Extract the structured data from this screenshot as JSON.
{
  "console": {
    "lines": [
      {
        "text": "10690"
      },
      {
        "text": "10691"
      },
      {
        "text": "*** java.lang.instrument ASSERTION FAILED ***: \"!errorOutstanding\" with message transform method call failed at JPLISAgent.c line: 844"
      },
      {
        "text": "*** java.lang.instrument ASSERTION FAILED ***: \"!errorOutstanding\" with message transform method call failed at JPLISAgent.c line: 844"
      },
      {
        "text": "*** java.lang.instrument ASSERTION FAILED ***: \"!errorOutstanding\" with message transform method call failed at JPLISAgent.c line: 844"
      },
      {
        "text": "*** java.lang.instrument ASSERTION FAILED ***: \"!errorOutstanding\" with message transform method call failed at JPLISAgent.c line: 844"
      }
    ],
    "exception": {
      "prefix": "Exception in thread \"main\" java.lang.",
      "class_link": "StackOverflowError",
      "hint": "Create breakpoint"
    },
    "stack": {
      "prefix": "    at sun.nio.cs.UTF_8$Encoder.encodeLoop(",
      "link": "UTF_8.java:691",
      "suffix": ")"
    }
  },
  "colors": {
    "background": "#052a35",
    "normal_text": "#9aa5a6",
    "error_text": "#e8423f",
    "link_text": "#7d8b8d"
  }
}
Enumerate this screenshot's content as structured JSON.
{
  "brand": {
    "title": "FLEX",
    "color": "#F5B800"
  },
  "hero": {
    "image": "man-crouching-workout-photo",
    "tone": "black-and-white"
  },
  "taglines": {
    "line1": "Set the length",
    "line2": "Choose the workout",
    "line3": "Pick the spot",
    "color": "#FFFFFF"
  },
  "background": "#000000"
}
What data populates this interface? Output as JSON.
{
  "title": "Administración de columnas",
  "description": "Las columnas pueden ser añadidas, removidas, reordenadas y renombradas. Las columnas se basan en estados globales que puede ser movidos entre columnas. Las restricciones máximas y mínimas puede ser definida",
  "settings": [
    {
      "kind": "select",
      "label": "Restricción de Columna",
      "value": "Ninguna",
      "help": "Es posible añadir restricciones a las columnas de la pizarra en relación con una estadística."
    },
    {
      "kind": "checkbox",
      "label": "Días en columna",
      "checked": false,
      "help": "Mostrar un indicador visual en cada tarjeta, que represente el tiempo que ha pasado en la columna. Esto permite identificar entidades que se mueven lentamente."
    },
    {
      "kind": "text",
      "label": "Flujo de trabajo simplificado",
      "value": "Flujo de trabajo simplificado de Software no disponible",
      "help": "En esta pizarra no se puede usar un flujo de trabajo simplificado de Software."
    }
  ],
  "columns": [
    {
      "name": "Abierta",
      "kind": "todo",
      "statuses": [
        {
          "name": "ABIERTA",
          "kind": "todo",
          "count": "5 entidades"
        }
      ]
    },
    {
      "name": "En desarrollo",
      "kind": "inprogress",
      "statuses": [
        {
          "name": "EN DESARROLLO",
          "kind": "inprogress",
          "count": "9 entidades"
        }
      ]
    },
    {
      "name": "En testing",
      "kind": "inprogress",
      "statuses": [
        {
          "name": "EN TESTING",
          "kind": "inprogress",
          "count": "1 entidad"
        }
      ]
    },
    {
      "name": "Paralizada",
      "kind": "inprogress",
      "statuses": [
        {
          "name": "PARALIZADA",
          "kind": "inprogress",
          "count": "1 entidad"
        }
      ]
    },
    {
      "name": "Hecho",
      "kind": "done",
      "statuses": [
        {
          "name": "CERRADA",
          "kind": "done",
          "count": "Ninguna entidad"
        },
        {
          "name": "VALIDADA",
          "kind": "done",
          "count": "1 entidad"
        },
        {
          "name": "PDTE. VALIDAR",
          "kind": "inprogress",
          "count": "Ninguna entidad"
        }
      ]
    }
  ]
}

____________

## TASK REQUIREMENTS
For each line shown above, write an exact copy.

## TASK RESPONSE
Extract the structured data from this screenshot as JSON.
{
  "console": {
    "lines": [
      {
        "text": "10690"
      },
      {
        "text": "10691"
      },
      {
        "text": "*** java.lang.instrument ASSERTION FAILED ***: \"!errorOutstanding\" with message transform method call failed at JPLISAgent.c line: 844"
      },
      {
        "text": "*** java.lang.instrument ASSERTION FAILED ***: \"!errorOutstanding\" with message transform method call failed at JPLISAgent.c line: 844"
      },
      {
        "text": "*** java.lang.instrument ASSERTION FAILED ***: \"!errorOutstanding\" with message transform method call failed at JPLISAgent.c line: 844"
      },
      {
        "text": "*** java.lang.instrument ASSERTION FAILED ***: \"!errorOutstanding\" with message transform method call failed at JPLISAgent.c line: 844"
      }
    ],
    "exception": {
      "prefix": "Exception in thread \"main\" java.lang.",
      "class_link": "StackOverflowError",
      "hint": "Create breakpoint"
    },
    "stack": {
      "prefix": "    at sun.nio.cs.UTF_8$Encoder.encodeLoop(",
      "link": "UTF_8.java:691",
      "suffix": ")"
    }
  },
  "colors": {
    "background": "#052a35",
    "normal_text": "#9aa5a6",
    "error_text": "#e8423f",
    "link_text": "#7d8b8d"
  }
}
Enumerate this screenshot's content as structured JSON.
{
  "brand": {
    "title": "FLEX",
    "color": "#F5B800"
  },
  "hero": {
    "image": "man-crouching-workout-photo",
    "tone": "black-and-white"
  },
  "taglines": {
    "line1": "Set the length",
    "line2": "Choose the workout",
    "line3": "Pick the spot",
    "color": "#FFFFFF"
  },
  "background": "#000000"
}
What data populates this interface? Output as JSON.
{
  "title": "Administración de columnas",
  "description": "Las columnas pueden ser añadidas, removidas, reordenadas y renombradas. Las columnas se basan en estados globales que puede ser movidos entre columnas. Las restricciones máximas y mínimas puede ser definida",
  "settings": [
    {
      "kind": "select",
      "label": "Restricción de Columna",
      "value": "Ninguna",
      "help": "Es posible añadir restricciones a las columnas de la pizarra en relación con una estadística."
    },
    {
      "kind": "checkbox",
      "label": "Días en columna",
      "checked": false,
      "help": "Mostrar un indicador visual en cada tarjeta, que represente el tiempo que ha pasado en la columna. Esto permite identificar entidades que se mueven lentamente."
    },
    {
      "kind": "text",
      "label": "Flujo de trabajo simplificado",
      "value": "Flujo de trabajo simplificado de Software no disponible",
      "help": "En esta pizarra no se puede usar un flujo de trabajo simplificado de Software."
    }
  ],
  "columns": [
    {
      "name": "Abierta",
      "kind": "todo",
      "statuses": [
        {
          "name": "ABIERTA",
          "kind": "todo",
          "count": "5 entidades"
        }
      ]
    },
    {
      "name": "En desarrollo",
      "kind": "inprogress",
      "statuses": [
        {
          "name": "EN DESARROLLO",
          "kind": "inprogress",
          "count": "9 entidades"
        }
      ]
    },
    {
      "name": "En testing",
      "kind": "inprogress",
      "statuses": [
        {
          "name": "EN TESTING",
          "kind": "inprogress",
          "count": "1 entidad"
        }
      ]
    },
    {
      "name": "Paralizada",
      "kind": "inprogress",
      "statuses": [
        {
          "name": "PARALIZADA",
          "kind": "inprogress",
          "count": "1 entidad"
        }
      ]
    },
    {
      "name": "Hecho",
      "kind": "done",
      "statuses": [
        {
          "name": "CERRADA",
          "kind": "done",
          "count": "Ninguna entidad"
        },
        {
          "name": "VALIDADA",
          "kind": "done",
          "count": "1 entidad"
        },
        {
          "name": "PDTE. VALIDAR",
          "kind": "inprogress",
          "count": "Ninguna entidad"
        }
      ]
    }
  ]
}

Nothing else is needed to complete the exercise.